4. Expand Your Focus.
Next, it’s time to start tending the rest of your house by doing small tasks and simple steps. Keep resisting the urge to tackle entire rooms. Instead, use set a timer and clean nonstop for 10 minutes. If you don’t know where to start, grab one of my printable cleaning checklists and do just one section. Then tell yourself you’re done.
Repeat that same 10-minute total effort in various rooms for a few days, then start working for 20-minutes at a time. By the
5. Get Validated.

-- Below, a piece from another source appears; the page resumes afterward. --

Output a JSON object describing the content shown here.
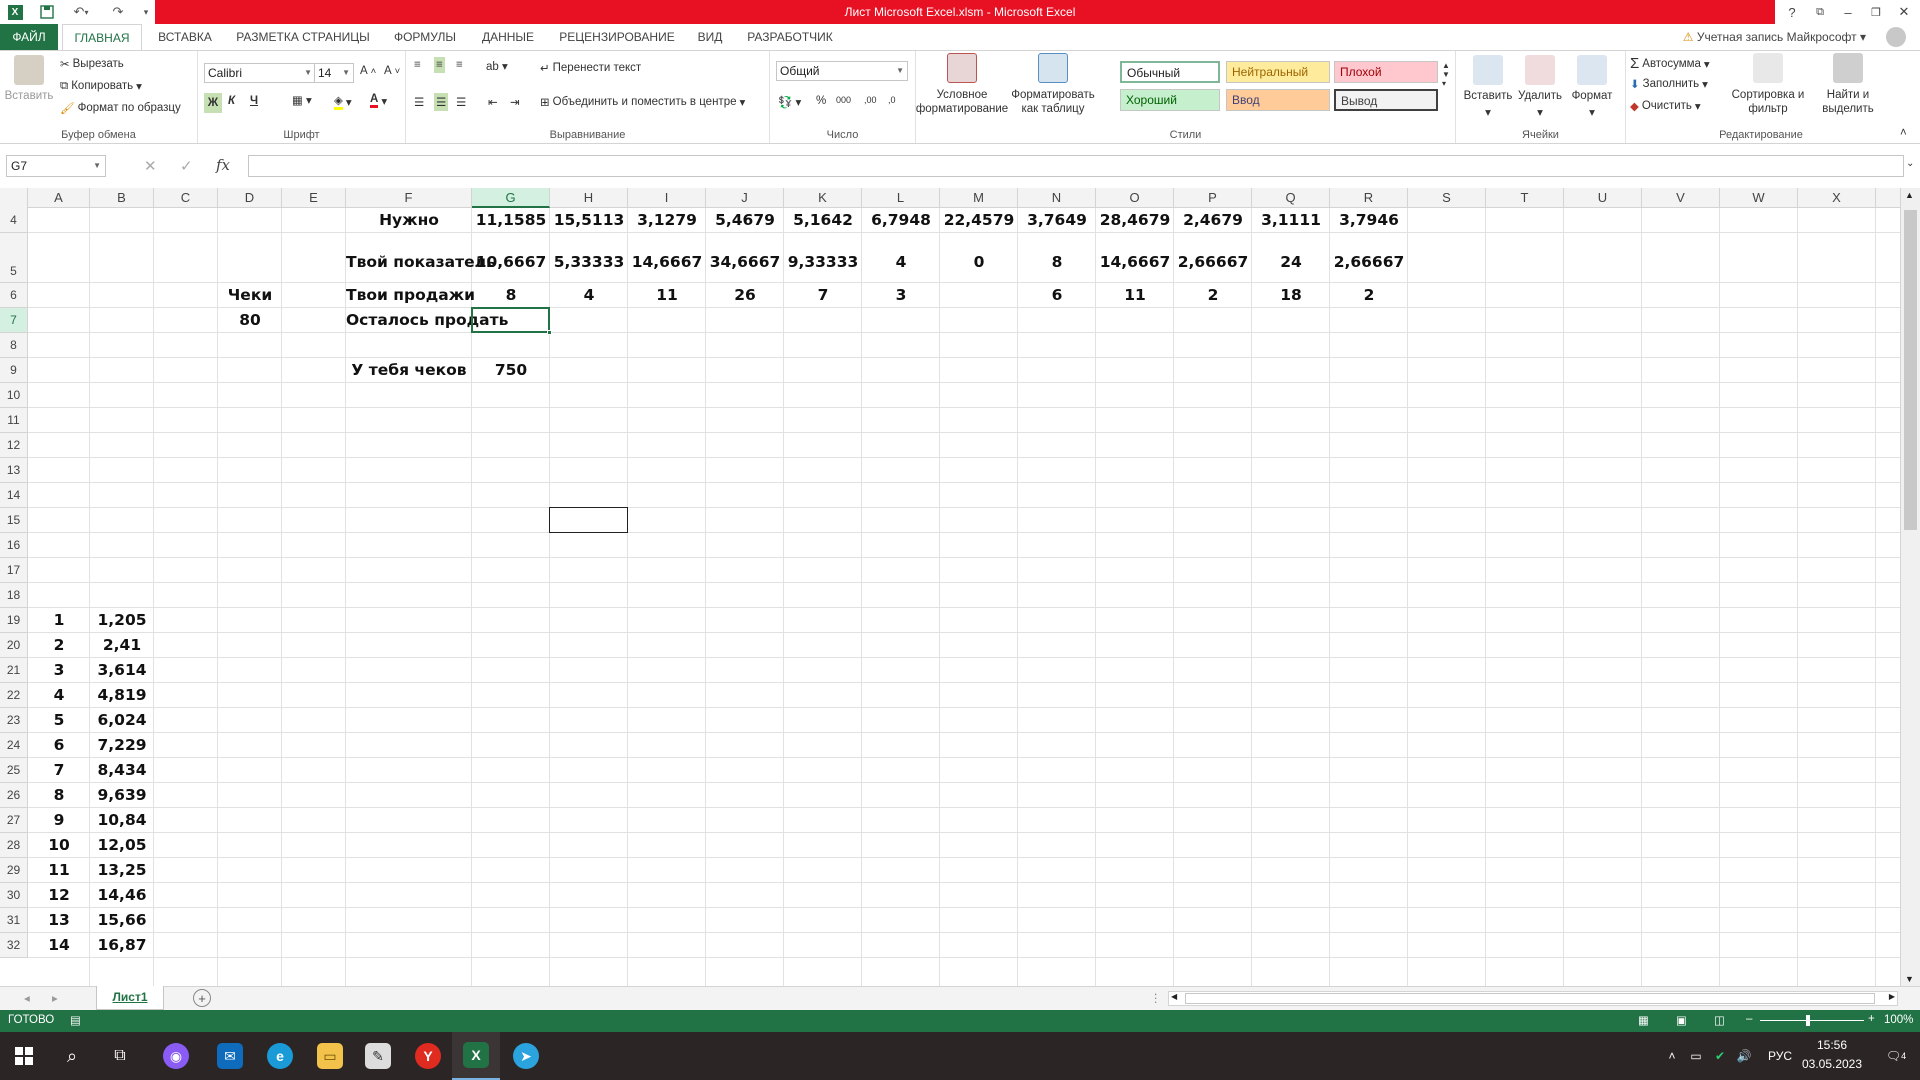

There is no reason to feel ashamed that you’d lost your motivation. Everyone loses theirs at some point. A messy home has nothing to do with what kind of person you are, so don’t take on that shame. It will make you shut down and keep to yourself, and then you’ll cut yourself off from the support and encouragement that can help you turn things around.
The antidote to shame is validation. Showing off your accomplishment is a great way to stay motivated, but choosing the right people is crucial. Someone judgmental or hard to please is not the person to brag to. Someone who has faced their own struggle or at least understands yours is a better choice. So invite a close friend over, share photos with them on Instagram or in a text, and bask in their praise — it’s a great motivator!
Once you’re feeling confident again, slowly add more time until you clean each room weekly. Do a little every day, or spend an entire Saturday or Sunday cleaning house — whatever works for you. Don’t panic if it takes a while at first. You’re shoveling yourself out from being buried by life, which takes time.
Work in 10 and 20-minute chunks broken up with rewards and validation. It’s okay to go at your own pace — just keep going.
7. Note the Time.
The more often you clean, the less time and effort it will take. Don’t believe me? Try this simple trick: time how long it takes to clean a room the first time you do it. Exactly one week later, clean the room again and compare your results. You’ll see how much easier it is to clean before messes have a chance t set it.
This trick helped me overcome the anxiety that kept telling me I didn’t have time, so why bother? During my slump, I’d put off cleaning my bathroom because it seemed like an enormous task. (And because depression often leads to a lack of self-care like that.) So, I timed myself, and it took only 20 minutes. I’d easily spent ten times that just telling myself I was too busy. Now, I keep a list on my phone of how little time it takes to clean things so I can short-circuit that excuse with myself.
Need More Structure?
You don’t have to go it alone! If you need step-by-step guidance, you’ll love the plan in my book 30 Days to a Clean and Organized House. You just open the book and do that day’s tasks. Yep, it’s that clear-cut. At the end of 30 days — or even longer, if you like — your home will be transformed, and you’ll have learned to keep it that way all the time.